### THE TASK
All the entries need to be quoted exactly, apart from the pictures, which you should drop.

Excerpts from a dataset:
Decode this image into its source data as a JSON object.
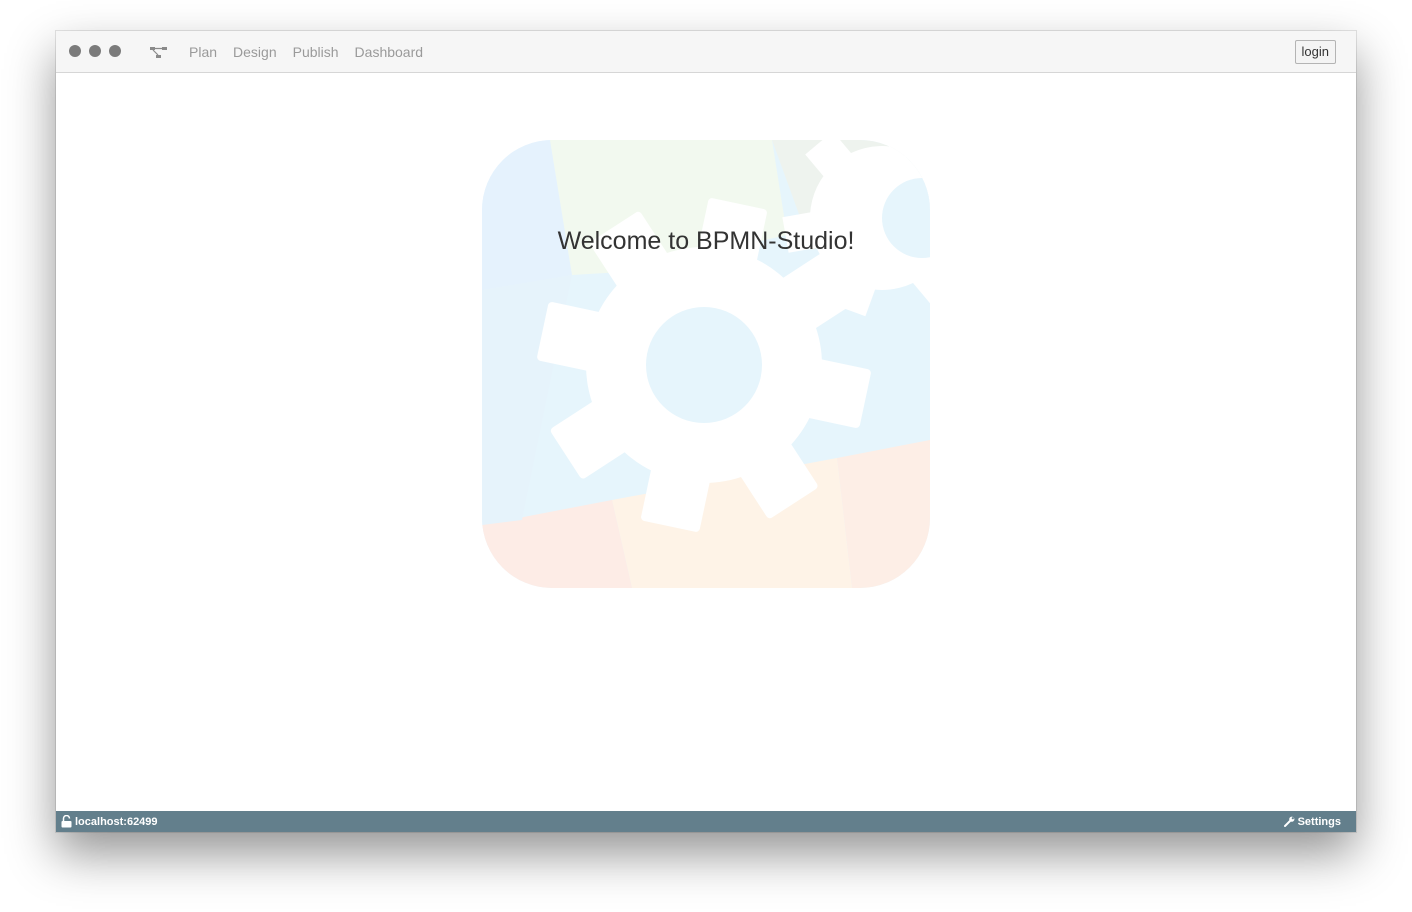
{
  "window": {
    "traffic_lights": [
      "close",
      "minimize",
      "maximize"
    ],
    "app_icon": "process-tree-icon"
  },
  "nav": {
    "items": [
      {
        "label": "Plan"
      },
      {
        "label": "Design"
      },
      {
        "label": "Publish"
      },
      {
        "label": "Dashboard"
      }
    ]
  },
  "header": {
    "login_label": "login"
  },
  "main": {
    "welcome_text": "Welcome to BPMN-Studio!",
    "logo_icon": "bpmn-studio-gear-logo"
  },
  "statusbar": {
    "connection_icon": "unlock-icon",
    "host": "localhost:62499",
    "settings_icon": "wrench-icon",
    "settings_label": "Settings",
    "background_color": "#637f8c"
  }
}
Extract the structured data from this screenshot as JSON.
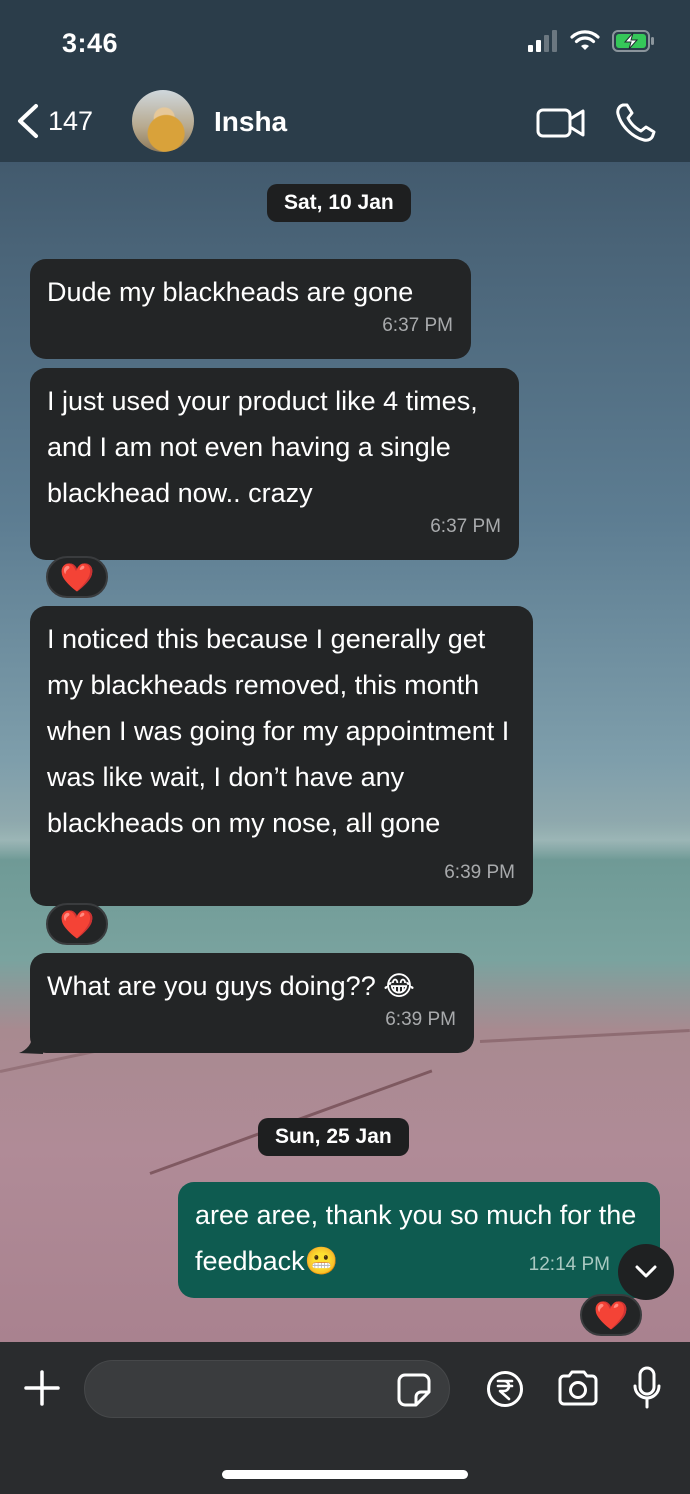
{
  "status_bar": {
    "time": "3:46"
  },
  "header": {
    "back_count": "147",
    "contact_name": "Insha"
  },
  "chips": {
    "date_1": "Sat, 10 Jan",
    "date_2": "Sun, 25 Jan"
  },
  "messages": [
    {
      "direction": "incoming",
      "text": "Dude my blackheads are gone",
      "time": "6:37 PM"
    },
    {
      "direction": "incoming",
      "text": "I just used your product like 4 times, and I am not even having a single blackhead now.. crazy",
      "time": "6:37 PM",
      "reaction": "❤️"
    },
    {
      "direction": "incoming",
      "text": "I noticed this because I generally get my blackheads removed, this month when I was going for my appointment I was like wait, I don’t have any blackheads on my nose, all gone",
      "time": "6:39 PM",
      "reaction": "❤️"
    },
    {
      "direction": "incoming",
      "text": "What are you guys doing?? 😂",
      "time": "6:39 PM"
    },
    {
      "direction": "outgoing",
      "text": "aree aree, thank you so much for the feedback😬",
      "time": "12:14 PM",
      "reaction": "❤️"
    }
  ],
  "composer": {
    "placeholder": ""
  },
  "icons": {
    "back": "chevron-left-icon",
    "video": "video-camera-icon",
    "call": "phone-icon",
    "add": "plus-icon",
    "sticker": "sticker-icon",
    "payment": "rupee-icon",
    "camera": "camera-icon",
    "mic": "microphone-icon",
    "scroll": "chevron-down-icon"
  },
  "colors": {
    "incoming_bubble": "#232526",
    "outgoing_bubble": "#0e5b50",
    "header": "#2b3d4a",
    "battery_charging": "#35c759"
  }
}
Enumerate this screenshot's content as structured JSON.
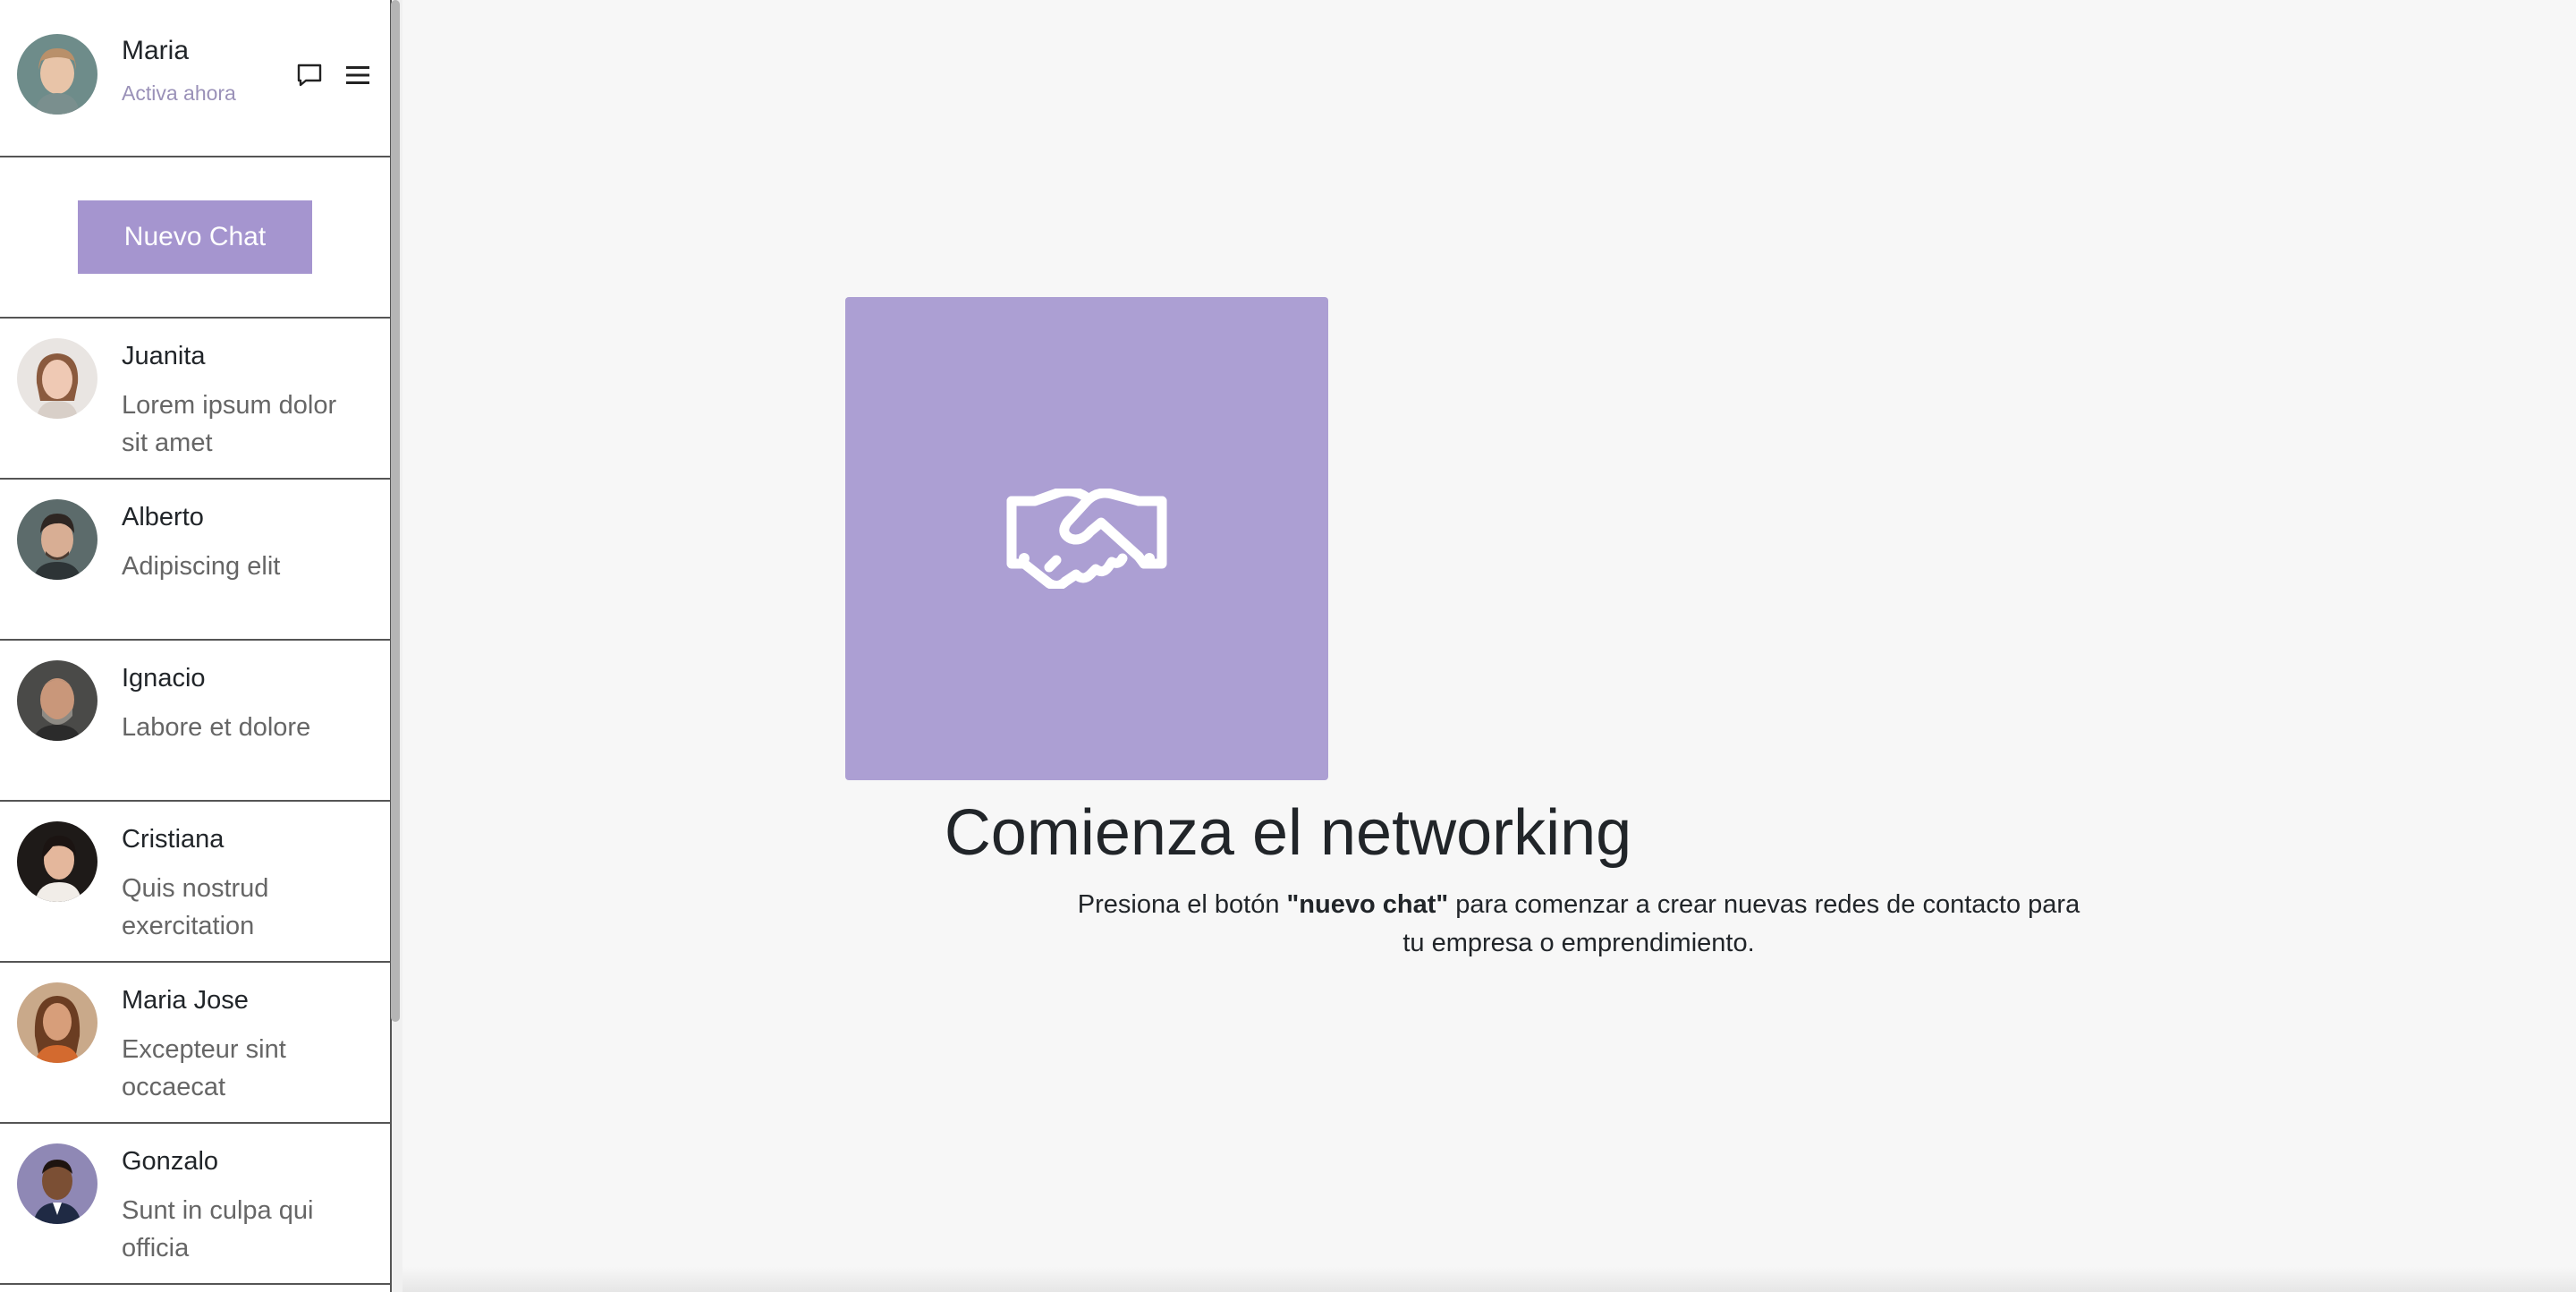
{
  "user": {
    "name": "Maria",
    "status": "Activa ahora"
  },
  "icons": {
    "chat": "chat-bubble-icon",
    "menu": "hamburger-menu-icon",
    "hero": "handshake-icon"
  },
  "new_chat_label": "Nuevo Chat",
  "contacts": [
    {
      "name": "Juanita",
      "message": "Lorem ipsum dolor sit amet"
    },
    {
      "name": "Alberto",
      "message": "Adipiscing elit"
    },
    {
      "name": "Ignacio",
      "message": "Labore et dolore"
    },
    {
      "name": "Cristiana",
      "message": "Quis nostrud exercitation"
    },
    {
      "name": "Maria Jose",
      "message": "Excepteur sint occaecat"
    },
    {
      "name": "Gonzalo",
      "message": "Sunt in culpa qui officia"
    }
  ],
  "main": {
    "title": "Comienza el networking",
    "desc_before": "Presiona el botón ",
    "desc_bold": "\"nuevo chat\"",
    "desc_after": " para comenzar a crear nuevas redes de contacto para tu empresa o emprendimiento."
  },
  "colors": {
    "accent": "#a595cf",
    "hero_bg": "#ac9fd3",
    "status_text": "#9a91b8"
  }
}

### TASK ANSWER
Decode this image into its source data as a JSON object.
{
  "window": {
    "traffic_lights": [
      "close",
      "minimize",
      "maximize"
    ],
    "app_icon": "process-tree-icon"
  },
  "nav": {
    "items": [
      {
        "label": "Plan"
      },
      {
        "label": "Design"
      },
      {
        "label": "Publish"
      },
      {
        "label": "Dashboard"
      }
    ]
  },
  "header": {
    "login_label": "login"
  },
  "main": {
    "welcome_text": "Welcome to BPMN-Studio!",
    "logo_icon": "bpmn-studio-gear-logo"
  },
  "statusbar": {
    "connection_icon": "unlock-icon",
    "host": "localhost:62499",
    "settings_icon": "wrench-icon",
    "settings_label": "Settings",
    "background_color": "#637f8c"
  }
}
Extract the structured data from this screenshot as JSON.
{
  "status_bar": {
    "time": "3:46"
  },
  "header": {
    "back_count": "147",
    "contact_name": "Insha"
  },
  "chips": {
    "date_1": "Sat, 10 Jan",
    "date_2": "Sun, 25 Jan"
  },
  "messages": [
    {
      "direction": "incoming",
      "text": "Dude my blackheads are gone",
      "time": "6:37 PM"
    },
    {
      "direction": "incoming",
      "text": "I just used your product like 4 times, and I am not even having a single blackhead now.. crazy",
      "time": "6:37 PM",
      "reaction": "❤️"
    },
    {
      "direction": "incoming",
      "text": "I noticed this because I generally get my blackheads removed, this month when I was going for my appointment I was like wait, I don’t have any blackheads on my nose, all gone",
      "time": "6:39 PM",
      "reaction": "❤️"
    },
    {
      "direction": "incoming",
      "text": "What are you guys doing?? 😂",
      "time": "6:39 PM"
    },
    {
      "direction": "outgoing",
      "text": "aree aree, thank you so much for the feedback😬",
      "time": "12:14 PM",
      "reaction": "❤️"
    }
  ],
  "composer": {
    "placeholder": ""
  },
  "icons": {
    "back": "chevron-left-icon",
    "video": "video-camera-icon",
    "call": "phone-icon",
    "add": "plus-icon",
    "sticker": "sticker-icon",
    "payment": "rupee-icon",
    "camera": "camera-icon",
    "mic": "microphone-icon",
    "scroll": "chevron-down-icon"
  },
  "colors": {
    "incoming_bubble": "#232526",
    "outgoing_bubble": "#0e5b50",
    "header": "#2b3d4a",
    "battery_charging": "#35c759"
  }
}
Enumerate this screenshot's content as structured JSON.
{
  "user": {
    "name": "Maria",
    "status": "Activa ahora"
  },
  "icons": {
    "chat": "chat-bubble-icon",
    "menu": "hamburger-menu-icon",
    "hero": "handshake-icon"
  },
  "new_chat_label": "Nuevo Chat",
  "contacts": [
    {
      "name": "Juanita",
      "message": "Lorem ipsum dolor sit amet"
    },
    {
      "name": "Alberto",
      "message": "Adipiscing elit"
    },
    {
      "name": "Ignacio",
      "message": "Labore et dolore"
    },
    {
      "name": "Cristiana",
      "message": "Quis nostrud exercitation"
    },
    {
      "name": "Maria Jose",
      "message": "Excepteur sint occaecat"
    },
    {
      "name": "Gonzalo",
      "message": "Sunt in culpa qui officia"
    }
  ],
  "main": {
    "title": "Comienza el networking",
    "desc_before": "Presiona el botón ",
    "desc_bold": "\"nuevo chat\"",
    "desc_after": " para comenzar a crear nuevas redes de contacto para tu empresa o emprendimiento."
  },
  "colors": {
    "accent": "#a595cf",
    "hero_bg": "#ac9fd3",
    "status_text": "#9a91b8"
  }
}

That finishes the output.